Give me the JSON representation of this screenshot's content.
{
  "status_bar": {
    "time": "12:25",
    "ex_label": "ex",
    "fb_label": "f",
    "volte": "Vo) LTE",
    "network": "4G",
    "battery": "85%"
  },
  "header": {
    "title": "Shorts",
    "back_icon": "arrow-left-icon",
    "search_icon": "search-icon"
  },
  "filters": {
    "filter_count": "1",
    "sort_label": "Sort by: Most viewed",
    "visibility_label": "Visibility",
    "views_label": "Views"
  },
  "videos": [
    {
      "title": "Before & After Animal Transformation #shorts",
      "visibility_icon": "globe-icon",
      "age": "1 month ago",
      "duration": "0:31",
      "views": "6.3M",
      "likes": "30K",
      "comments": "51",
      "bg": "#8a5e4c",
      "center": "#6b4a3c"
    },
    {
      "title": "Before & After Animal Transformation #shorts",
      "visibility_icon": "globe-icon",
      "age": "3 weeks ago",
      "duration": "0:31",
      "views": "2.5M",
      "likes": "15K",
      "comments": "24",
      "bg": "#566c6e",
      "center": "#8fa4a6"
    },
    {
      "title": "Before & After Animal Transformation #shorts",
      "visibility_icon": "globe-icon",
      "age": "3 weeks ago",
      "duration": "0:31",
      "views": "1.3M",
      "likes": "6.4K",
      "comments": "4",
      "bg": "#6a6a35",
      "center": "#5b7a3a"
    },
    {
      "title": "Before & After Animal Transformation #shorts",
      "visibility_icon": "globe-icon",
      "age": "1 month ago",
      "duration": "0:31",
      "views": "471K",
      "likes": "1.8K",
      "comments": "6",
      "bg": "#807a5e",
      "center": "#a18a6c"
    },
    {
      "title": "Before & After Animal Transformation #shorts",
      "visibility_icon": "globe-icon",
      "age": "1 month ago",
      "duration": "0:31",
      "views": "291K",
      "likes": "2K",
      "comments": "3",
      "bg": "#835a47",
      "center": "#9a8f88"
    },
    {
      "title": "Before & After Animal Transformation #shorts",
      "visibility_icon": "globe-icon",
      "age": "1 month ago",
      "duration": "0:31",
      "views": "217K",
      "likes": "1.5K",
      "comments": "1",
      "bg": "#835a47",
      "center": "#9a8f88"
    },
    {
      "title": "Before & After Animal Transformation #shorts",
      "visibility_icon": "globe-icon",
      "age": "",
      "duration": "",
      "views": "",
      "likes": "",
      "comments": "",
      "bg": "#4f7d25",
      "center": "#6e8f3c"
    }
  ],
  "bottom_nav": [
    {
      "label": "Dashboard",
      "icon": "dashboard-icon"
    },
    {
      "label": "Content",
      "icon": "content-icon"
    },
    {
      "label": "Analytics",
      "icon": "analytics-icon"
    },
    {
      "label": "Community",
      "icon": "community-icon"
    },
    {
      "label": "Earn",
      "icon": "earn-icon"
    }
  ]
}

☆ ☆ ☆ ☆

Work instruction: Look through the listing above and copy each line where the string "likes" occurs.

Result:
      "likes": "30K",
      "likes": "15K",
      "likes": "6.4K",
      "likes": "1.8K",
      "likes": "2K",
      "likes": "1.5K",
      "likes": "",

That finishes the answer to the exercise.